┏━━

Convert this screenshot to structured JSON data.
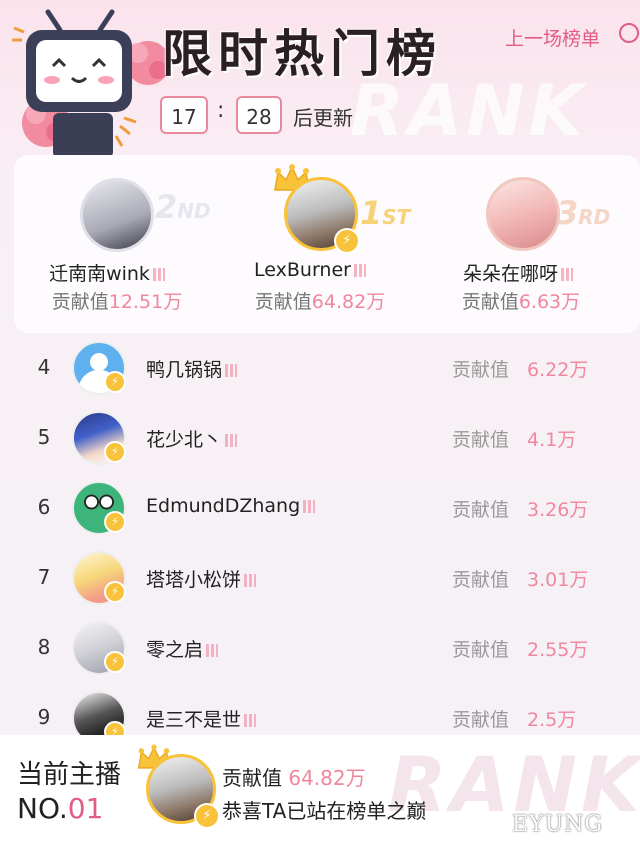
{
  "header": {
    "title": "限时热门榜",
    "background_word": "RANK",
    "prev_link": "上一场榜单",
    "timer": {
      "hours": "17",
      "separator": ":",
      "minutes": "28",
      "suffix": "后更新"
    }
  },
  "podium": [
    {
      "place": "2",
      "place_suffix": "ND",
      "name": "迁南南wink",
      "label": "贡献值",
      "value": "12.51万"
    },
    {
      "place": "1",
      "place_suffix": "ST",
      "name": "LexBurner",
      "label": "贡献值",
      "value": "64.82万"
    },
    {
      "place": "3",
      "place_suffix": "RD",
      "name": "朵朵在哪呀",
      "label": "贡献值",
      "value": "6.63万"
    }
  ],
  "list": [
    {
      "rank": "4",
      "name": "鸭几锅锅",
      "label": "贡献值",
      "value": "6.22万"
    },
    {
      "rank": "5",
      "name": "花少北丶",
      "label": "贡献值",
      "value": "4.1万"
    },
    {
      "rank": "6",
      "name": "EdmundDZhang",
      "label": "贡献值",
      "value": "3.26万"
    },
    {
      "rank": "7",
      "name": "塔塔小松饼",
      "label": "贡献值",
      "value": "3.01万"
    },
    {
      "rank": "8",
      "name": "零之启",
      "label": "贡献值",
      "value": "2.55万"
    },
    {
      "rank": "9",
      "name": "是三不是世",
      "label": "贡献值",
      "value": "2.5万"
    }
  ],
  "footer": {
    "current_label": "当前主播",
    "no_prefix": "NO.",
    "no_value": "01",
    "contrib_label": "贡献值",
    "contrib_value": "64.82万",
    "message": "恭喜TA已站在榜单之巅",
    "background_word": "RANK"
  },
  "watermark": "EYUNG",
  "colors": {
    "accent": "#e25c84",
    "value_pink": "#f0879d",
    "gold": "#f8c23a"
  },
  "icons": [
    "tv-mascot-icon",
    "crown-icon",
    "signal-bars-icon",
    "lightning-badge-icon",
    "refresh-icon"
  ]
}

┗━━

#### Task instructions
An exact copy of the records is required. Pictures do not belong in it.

#### Answer box
Convert this screenshot to structured JSON data.
{
  "header": {
    "title": "限时热门榜",
    "background_word": "RANK",
    "prev_link": "上一场榜单",
    "timer": {
      "hours": "17",
      "separator": ":",
      "minutes": "28",
      "suffix": "后更新"
    }
  },
  "podium": [
    {
      "place": "2",
      "place_suffix": "ND",
      "name": "迁南南wink",
      "label": "贡献值",
      "value": "12.51万"
    },
    {
      "place": "1",
      "place_suffix": "ST",
      "name": "LexBurner",
      "label": "贡献值",
      "value": "64.82万"
    },
    {
      "place": "3",
      "place_suffix": "RD",
      "name": "朵朵在哪呀",
      "label": "贡献值",
      "value": "6.63万"
    }
  ],
  "list": [
    {
      "rank": "4",
      "name": "鸭几锅锅",
      "label": "贡献值",
      "value": "6.22万"
    },
    {
      "rank": "5",
      "name": "花少北丶",
      "label": "贡献值",
      "value": "4.1万"
    },
    {
      "rank": "6",
      "name": "EdmundDZhang",
      "label": "贡献值",
      "value": "3.26万"
    },
    {
      "rank": "7",
      "name": "塔塔小松饼",
      "label": "贡献值",
      "value": "3.01万"
    },
    {
      "rank": "8",
      "name": "零之启",
      "label": "贡献值",
      "value": "2.55万"
    },
    {
      "rank": "9",
      "name": "是三不是世",
      "label": "贡献值",
      "value": "2.5万"
    }
  ],
  "footer": {
    "current_label": "当前主播",
    "no_prefix": "NO.",
    "no_value": "01",
    "contrib_label": "贡献值",
    "contrib_value": "64.82万",
    "message": "恭喜TA已站在榜单之巅",
    "background_word": "RANK"
  },
  "watermark": "EYUNG",
  "colors": {
    "accent": "#e25c84",
    "value_pink": "#f0879d",
    "gold": "#f8c23a"
  },
  "icons": [
    "tv-mascot-icon",
    "crown-icon",
    "signal-bars-icon",
    "lightning-badge-icon",
    "refresh-icon"
  ]
}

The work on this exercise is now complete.